Dozens of technology, law and music professionals gathered at the Japan Society in New York on Tuesday for the inaugural RightsTech Summit, determined to brainstorm how partnerships between tech companies and content creators could drive smarter rights management and monetization.
Rights tech, like freight forwarding and other under-the-radar industries, is unsexy but wholly necessary, and profitable if done right. Most music-tech startups tend to focus on “first-mile” problems in artists’ careers, such as discovery, marketing and crowdfunding. The last mile—what happens when finished musical works are digitized and, in Rogers’ words, “drop off a data and revenue cliff”—has remained largely untransformed.
On July 26, Digital Media Wire (DMW) and Concurrent Media Strategies will present a RightsTech Summit in NYC to address a digital blind spot you may not know about.
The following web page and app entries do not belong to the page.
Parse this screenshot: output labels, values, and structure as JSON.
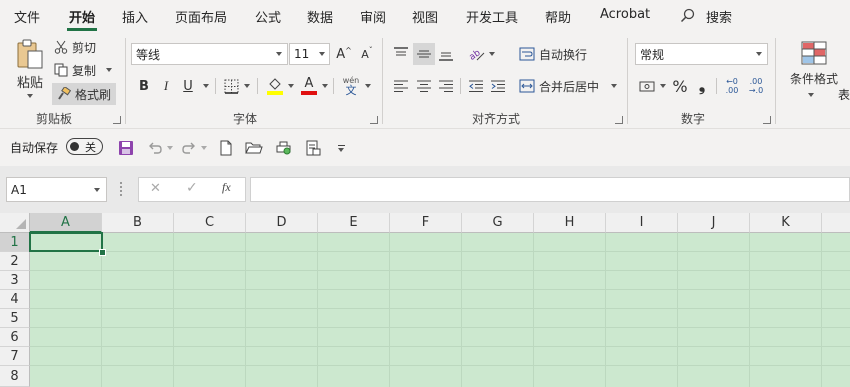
{
  "menu": {
    "tabs": [
      "文件",
      "开始",
      "插入",
      "页面布局",
      "公式",
      "数据",
      "审阅",
      "视图",
      "开发工具",
      "帮助",
      "Acrobat"
    ],
    "active_tab": "开始",
    "search_label": "搜索"
  },
  "ribbon": {
    "clipboard": {
      "paste": "粘贴",
      "cut": "剪切",
      "copy": "复制",
      "format_painter": "格式刷",
      "label": "剪贴板"
    },
    "font": {
      "font_name": "等线",
      "font_size": "11",
      "bold": "B",
      "italic": "I",
      "underline": "U",
      "grow": "A",
      "shrink": "A",
      "phonetic": "wén",
      "phonetic_char": "文",
      "label": "字体"
    },
    "alignment": {
      "wrap_text": "自动换行",
      "merge_center": "合并后居中",
      "label": "对齐方式"
    },
    "number": {
      "format": "常规",
      "percent": "%",
      "comma": "❟",
      "inc_decimal_top": "←0",
      "inc_decimal_bottom": ".00",
      "dec_decimal_top": ".00",
      "dec_decimal_bottom": "→.0",
      "label": "数字"
    },
    "styles": {
      "conditional_format": "条件格式",
      "table_partial": "表"
    }
  },
  "quick_access": {
    "autosave_label": "自动保存",
    "autosave_state": "关"
  },
  "formula_bar": {
    "name_box": "A1",
    "cancel": "✕",
    "enter": "✓",
    "fx": "fx",
    "value": ""
  },
  "sheet": {
    "columns": [
      "A",
      "B",
      "C",
      "D",
      "E",
      "F",
      "G",
      "H",
      "I",
      "J",
      "K"
    ],
    "rows": [
      "1",
      "2",
      "3",
      "4",
      "5",
      "6",
      "7",
      "8"
    ],
    "active_cell": "A1"
  },
  "colors": {
    "accent": "#217346",
    "cell_bg": "#cce8cf",
    "ribbon_bg": "#f3f2f1"
  }
}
If you think attribution when the term “Rights” comes up in the context of digital media, then you’re not seeing an important aspect as far as how tech breakthroughs have impacted content distribution. For now, let’s chat with conference co-chair Paul Sweeting, Principal of Concurrent Media Strategies, LLC, to get a download on the subject.
Last week’s announcement that the U.S. Copyright Office had successfully accepted a bulk submission of notices of intent (NOIs) for compulsory mechanical licenses in electronic form marked a major milestone, both for the Office and for Music Reports Inc., which delivered the NOIs on behalf of music streaming service Guvera.
Music Reports has been working with the Copyright Office for more than a decade as part of the Office’s fitful, and at times halfhearted, effort to upgrade the creaky, pre-digital process for submitting and accessing music publishing information to at least 20th century standards if not quite 21st. Last week’s successful test run on the Office’s new, electronic submission system, involving about 100 tracks, is believed to be the first such hand-off.
“We’re now ready to start doing this at scale. It’s a big, big step,” Music Report’s VP and general counsel Bill Colitre told RightsTech.com.
But it was only one step toward solving what Colitre says is a much bigger problem: the vast and fast-growing amount of music being released on digital platforms today for which publishing information is not available, if it was ever collected in the first place. Continue reading “Wagging Music Publishing’s Long Tail”
Venture capitalist and former music startup founder David Pakman has compiled some grim statistics on the survival rate of VC-backed music services.
“Since 1997, according to PitchBook, approximately 175 digital music companies were created and funded by venture investors. Of those, approximately 33 were acquired by larger companies, often for less money than their investors put in,” he writes in a blog post on Medium, taken in part from testimony he gave last year before the Copyright Royalty Board. “Of those who have exited, I believe only seven achieved meaningful venture returns for their investors by returning more than $25 million in profit to their investors (Last.FM, Spinner, MP3.com, Gracenote, Thumbplay, Pandora and possibly The Echo Nest), representing an investor success rate of only approximately 4%, far below that of other internet and technology market segments. Only two have achieved an IPO, and at least 15 companies have resulted in a distressed exit and/or filed for bankruptcy so far, for an 8.6% failure rate to date.”
Music business and technology consultant Andy Edwards offers a similarly dire analysis in a post on Music Business Worldwide, concluding that only one fully licensed music startup has managed a successful exit since 2004, and that was Last.fm, which only became fully licensed ahead of its $280m sale to CBS in 2007.